→ **YOUR GOAL**
Your response should reproduce every line of the entries that contains the word "Demo".

→ **RECORDS SHOWN**

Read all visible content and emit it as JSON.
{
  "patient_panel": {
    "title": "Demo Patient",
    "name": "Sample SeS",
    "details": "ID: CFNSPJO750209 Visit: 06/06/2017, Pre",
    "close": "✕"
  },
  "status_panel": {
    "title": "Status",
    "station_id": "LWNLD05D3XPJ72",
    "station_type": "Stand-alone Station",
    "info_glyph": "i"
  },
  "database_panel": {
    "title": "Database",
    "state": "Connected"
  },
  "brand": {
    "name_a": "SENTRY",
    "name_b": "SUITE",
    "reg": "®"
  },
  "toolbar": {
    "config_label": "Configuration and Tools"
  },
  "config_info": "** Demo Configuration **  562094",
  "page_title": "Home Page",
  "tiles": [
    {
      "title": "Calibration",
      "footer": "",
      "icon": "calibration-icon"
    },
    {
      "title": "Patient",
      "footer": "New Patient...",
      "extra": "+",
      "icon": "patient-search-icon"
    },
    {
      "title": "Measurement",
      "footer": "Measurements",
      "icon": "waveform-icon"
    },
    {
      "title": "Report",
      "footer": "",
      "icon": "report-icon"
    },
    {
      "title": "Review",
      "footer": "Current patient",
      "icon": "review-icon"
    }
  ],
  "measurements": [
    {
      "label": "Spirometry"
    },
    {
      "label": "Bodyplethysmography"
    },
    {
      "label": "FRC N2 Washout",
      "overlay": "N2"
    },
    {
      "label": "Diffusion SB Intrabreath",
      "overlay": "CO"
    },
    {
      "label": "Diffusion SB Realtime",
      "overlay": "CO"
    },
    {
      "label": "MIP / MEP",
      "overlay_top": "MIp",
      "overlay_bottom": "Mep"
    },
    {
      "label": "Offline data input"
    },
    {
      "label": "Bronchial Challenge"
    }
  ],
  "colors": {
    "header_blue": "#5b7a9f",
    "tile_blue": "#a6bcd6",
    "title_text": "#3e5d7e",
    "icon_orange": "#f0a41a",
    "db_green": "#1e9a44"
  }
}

→ **WRITTEN ANSWER**
    "title": "Demo Patient",
  "config_info": "** Demo Configuration **  562094",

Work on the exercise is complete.